Scammers commonly use fake phone calls, emails, web pages, chat messages and apps. They might impersonate your relatives and friends or officials from trusted organisaitons such as entities such as  such as banks, telecommunications companies and government agencies. They do it with the intent of convincing you to give them your sensitive personal information such as account passwords.

They usually attack with one of two methods:

  • They cast a wide net

    Some scammers "maximize their scope" instead of "going deep". In this case, they will spread fraudulent information everywhere, using it as bait for potential victims.

    One technique is to post advertisements on social media, promoting investment products in the name of celebrity ambassador who will share investment "secrets" with you. Eventually this will lead to them asking you to give them your personal information such as credit card information, either over the internet or the phone.

  • Spearhead phishing

    However, just because you stay alert to fraudulent advertisements, fake websites and scam calls doesn't mean you are safe. Sometimes, scammers reverse their technique and go deep instead of maximizing their scope. In this case, they will target someone very specifically.

    They may create fake social media accounts, add you as a "friend", and then slowly start asking you for money. These criminals will carefully study your social media posts to understand your preferences, work, experiences and social circles, so they can create an intimacy that will put you at ease and make it easier to trick you into taking the bait.

Security environment icon used for hsbc how to protect yourself.

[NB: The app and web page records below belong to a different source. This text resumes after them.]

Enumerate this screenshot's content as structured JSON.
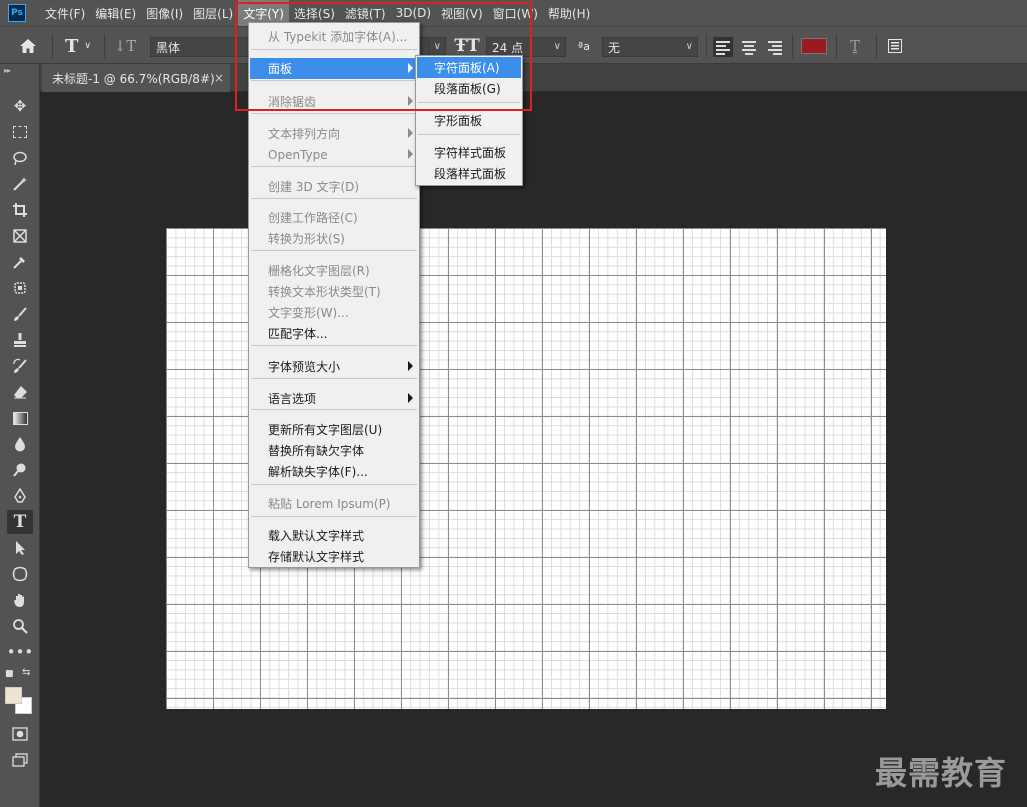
{
  "app": {
    "logo_text": "Ps"
  },
  "menubar": {
    "items": [
      "文件(F)",
      "编辑(E)",
      "图像(I)",
      "图层(L)",
      "文字(Y)",
      "选择(S)",
      "滤镜(T)",
      "3D(D)",
      "视图(V)",
      "窗口(W)",
      "帮助(H)"
    ],
    "active_index": 4
  },
  "options": {
    "font_family": "黑体",
    "font_size": "24 点",
    "anti_alias_icon": "ªa",
    "anti_alias_value": "无",
    "text_color": "#9b1a1e"
  },
  "document": {
    "tab_title": "未标题-1 @ 66.7%(RGB/8#)",
    "close_glyph": "×"
  },
  "type_menu": {
    "items": [
      {
        "label": "从 Typekit 添加字体(A)...",
        "disabled": true
      },
      {
        "label": "面板",
        "submenu": true,
        "highlighted": true
      },
      {
        "label": "消除锯齿",
        "disabled": true,
        "submenu": true
      },
      {
        "label": "文本排列方向",
        "disabled": true,
        "submenu": true
      },
      {
        "label": "OpenType",
        "disabled": true,
        "submenu": true
      },
      {
        "label": "创建 3D 文字(D)",
        "disabled": true
      },
      {
        "label": "创建工作路径(C)",
        "disabled": true
      },
      {
        "label": "转换为形状(S)",
        "disabled": true
      },
      {
        "label": "栅格化文字图层(R)",
        "disabled": true
      },
      {
        "label": "转换文本形状类型(T)",
        "disabled": true
      },
      {
        "label": "文字变形(W)...",
        "disabled": true
      },
      {
        "label": "匹配字体..."
      },
      {
        "label": "字体预览大小",
        "submenu": true
      },
      {
        "label": "语言选项",
        "submenu": true
      },
      {
        "label": "更新所有文字图层(U)"
      },
      {
        "label": "替换所有缺欠字体"
      },
      {
        "label": "解析缺失字体(F)..."
      },
      {
        "label": "粘贴 Lorem Ipsum(P)",
        "disabled": true
      },
      {
        "label": "载入默认文字样式"
      },
      {
        "label": "存储默认文字样式"
      }
    ]
  },
  "panel_submenu": {
    "items": [
      {
        "label": "字符面板(A)",
        "highlighted": true
      },
      {
        "label": "段落面板(G)"
      },
      {
        "label": "字形面板"
      },
      {
        "label": "字符样式面板"
      },
      {
        "label": "段落样式面板"
      }
    ]
  },
  "colors": {
    "highlight": "#3b8eea",
    "annotation_box": "#e02020",
    "foreground_swatch": "#ede3d0",
    "background_swatch": "#ffffff"
  },
  "watermark": {
    "text": "最需教育"
  }
}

How can you prevent fraud?

  • Do not disclose your personal information easily

    Scammers will do everything possible to trick you into providing them with your personal information. Remember that an HSBC representative will never ask you to disclose your:

    1. One-time password (OTP)

    2. Account password

    3. Credit Card Security Code

    Never provide this confidential information over the phone, SMS or via email to anyone claiming to be HSBC staff. If you are not certain, please check with us or report it to us directly. Do not use the contacts provided by the suspicious email.

  • Enable two-factor authentication (2FA)

    Please enable two-factor authentication or biometric authentication to protect your account from being stolen. Learn how to enable related features to protect your financial account.

  • Avoid sharing too much personal information on social media

    Be cautious about sharing personal information on social media, which might be used by fraudsters.

  • If you suspect a scam, please report it to us immediately

    If you think you might have encountered fraud, please report it to us immediately. It's fast and easy.

Social engineering attacks are powerful in the way they manipulate human nature and psychology. They come in a surprising number of stories, which makes them tricky to identify. But as long as you stay alert and stay calm, you'll be able to spot the flaws in their lies. For more tips on preventing fraud, please read our "Three rules to prevent fraud" and take a big step towards protecting your data and property.